Most UV developments in the ceramic decal field are process developments much more than they are sheer product developments. Close cooperation of curing unit manufactures, paper suppliers, printers and medium and color suppliers was neccessary to get to the point where we are today. Cooperation of experts in their respective areas has contributed to the success as much as individual products have.

We would like to thank K?hnhackl GmbH, Rosenthal AG, SPS®-Rehmus, IST Metz GmbH, Dr. H?nle AG, Tullis Russell Coaters and Hoffmann & Engelmann KG for their continued support in the development of this technology.

For More Information

For more information about UV-curable ceramic decals, contact Ferro GmbH, Gutleutstr. 215, 60327 Frankfurt am Main, Germany; (49) 69-271160; fax (49) 69-27116270; or visit http://www.ferro.com.
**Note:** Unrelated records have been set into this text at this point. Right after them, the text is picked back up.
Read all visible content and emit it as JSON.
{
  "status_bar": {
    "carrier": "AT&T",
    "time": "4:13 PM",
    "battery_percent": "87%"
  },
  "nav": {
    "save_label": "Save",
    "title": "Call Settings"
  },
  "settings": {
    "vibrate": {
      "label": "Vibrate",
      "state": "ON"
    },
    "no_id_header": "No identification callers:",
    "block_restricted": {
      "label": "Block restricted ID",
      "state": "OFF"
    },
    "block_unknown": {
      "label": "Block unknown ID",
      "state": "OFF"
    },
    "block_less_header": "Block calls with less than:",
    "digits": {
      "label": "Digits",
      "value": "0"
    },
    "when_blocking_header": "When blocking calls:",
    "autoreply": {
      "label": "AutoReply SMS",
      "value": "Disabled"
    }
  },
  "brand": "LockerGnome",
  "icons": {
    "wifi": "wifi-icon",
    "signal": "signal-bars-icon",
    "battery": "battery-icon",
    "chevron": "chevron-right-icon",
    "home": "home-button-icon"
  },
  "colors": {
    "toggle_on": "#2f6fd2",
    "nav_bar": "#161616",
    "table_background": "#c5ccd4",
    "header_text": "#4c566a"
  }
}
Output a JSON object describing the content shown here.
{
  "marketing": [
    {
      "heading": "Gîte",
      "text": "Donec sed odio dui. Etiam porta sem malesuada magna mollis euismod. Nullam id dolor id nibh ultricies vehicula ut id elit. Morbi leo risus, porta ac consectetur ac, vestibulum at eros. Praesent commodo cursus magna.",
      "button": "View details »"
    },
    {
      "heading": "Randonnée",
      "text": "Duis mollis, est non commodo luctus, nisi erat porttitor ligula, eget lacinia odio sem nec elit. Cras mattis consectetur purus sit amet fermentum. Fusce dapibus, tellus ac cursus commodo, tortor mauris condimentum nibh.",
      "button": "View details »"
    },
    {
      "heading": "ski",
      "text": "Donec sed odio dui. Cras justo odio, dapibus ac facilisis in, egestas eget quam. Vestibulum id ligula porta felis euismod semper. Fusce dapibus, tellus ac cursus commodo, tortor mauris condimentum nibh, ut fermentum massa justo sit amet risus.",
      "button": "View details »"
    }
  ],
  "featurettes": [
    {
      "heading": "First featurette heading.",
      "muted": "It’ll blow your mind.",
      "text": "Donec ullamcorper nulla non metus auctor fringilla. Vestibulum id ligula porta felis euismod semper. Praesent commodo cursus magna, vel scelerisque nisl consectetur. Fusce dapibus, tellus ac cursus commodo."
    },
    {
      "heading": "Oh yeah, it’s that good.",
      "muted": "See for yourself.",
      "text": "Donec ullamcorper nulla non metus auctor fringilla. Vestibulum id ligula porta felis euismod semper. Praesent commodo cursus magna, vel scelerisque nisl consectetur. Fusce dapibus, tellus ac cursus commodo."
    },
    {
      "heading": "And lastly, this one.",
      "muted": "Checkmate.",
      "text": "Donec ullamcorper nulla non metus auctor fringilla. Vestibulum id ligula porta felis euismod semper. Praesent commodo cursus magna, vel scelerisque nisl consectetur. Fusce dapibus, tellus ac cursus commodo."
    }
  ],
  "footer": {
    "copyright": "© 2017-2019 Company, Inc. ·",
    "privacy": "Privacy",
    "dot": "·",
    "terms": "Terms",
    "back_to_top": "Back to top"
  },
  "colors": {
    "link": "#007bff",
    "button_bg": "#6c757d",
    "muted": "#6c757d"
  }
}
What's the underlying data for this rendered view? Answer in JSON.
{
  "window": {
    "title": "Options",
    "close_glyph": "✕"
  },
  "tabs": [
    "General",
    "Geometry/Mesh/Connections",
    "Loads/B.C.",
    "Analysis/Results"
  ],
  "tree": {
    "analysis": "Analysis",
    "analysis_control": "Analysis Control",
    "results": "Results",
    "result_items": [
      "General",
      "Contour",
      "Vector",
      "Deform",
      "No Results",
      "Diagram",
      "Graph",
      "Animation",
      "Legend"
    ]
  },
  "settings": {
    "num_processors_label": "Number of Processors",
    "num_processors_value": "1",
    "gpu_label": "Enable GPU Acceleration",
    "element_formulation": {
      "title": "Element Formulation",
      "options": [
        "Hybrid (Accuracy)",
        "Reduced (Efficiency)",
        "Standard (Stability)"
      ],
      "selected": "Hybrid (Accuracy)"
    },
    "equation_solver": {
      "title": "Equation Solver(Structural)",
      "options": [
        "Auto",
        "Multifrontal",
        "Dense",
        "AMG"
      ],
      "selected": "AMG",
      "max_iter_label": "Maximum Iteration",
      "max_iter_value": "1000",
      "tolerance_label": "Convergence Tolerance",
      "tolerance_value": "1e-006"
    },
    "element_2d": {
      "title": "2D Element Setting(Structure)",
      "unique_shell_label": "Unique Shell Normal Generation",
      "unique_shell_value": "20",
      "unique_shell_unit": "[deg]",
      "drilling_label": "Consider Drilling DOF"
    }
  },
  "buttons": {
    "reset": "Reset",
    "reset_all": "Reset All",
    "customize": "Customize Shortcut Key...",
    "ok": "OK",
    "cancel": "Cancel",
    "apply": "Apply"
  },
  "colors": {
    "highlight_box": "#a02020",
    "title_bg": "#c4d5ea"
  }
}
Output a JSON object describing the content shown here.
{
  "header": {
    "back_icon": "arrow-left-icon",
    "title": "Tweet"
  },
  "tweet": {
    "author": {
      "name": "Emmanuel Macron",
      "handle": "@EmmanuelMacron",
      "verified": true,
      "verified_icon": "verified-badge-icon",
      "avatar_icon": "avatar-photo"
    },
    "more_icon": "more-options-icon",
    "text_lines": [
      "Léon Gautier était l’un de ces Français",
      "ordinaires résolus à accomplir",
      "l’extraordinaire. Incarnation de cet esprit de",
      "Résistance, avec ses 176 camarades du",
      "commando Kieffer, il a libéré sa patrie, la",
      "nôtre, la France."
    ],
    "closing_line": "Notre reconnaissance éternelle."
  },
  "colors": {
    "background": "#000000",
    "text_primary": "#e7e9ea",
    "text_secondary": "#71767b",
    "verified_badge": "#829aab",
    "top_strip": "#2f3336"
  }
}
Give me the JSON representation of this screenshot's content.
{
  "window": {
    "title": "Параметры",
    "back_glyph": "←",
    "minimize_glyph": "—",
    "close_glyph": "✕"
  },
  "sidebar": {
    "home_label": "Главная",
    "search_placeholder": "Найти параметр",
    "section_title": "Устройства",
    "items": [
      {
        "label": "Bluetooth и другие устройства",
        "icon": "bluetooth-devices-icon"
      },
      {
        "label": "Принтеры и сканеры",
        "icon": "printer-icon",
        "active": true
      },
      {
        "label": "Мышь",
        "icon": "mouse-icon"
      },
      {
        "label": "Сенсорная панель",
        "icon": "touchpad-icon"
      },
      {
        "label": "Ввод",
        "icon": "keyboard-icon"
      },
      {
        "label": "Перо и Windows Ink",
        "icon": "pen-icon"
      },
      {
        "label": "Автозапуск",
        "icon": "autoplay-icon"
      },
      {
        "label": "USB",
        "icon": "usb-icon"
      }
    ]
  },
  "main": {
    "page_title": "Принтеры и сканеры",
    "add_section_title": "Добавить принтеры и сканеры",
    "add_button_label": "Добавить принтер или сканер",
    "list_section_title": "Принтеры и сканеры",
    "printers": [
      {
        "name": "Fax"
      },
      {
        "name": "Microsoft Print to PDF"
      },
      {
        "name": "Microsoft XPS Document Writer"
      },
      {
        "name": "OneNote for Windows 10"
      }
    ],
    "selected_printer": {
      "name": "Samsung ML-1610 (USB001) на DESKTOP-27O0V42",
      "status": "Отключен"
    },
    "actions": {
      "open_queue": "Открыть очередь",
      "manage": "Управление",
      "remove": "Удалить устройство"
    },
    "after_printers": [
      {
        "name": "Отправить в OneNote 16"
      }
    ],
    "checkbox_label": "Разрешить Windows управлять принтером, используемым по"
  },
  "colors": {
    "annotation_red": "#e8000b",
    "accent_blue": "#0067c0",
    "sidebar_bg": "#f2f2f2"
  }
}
*Conversely, using a UV covercoat on top of conventional inks causes serious firing defects. For this reason, a UV ink or coating should never be used on top of a solvent-based product.
**Different decal papers react differently to heat impact. Some shrink even below 38?C and are hence not suitable for this application. The requirements for wax-coated, heat-release papers are less severe and depend on the melting point of the wax. Information on suitable papers can be obtained from major decal paper manufacturers.8
***All UV curing units generate ozone, although ceramic curing units produce it to an even lower extent than standard graphic curing units. In a properly working curing unit, the ozone is removed from the process through an air duct. Ozone is such a fragile molecule that it is converted back to harmless oxygen within seconds as it travels through the air duct, so no ozone ever reaches a worker or the environment if the setup works properly. Ozone has a pungent odor, so leaks can be detected quickly, and the curing unit can easily be shut down to repair the damage. Additionally, gas detectors can be used to automatically switch off machines in case a preset ozone level is exceeded (ozone is always present in ambient air; it is a question of concentration whether it is harmless, healthy or hazardous).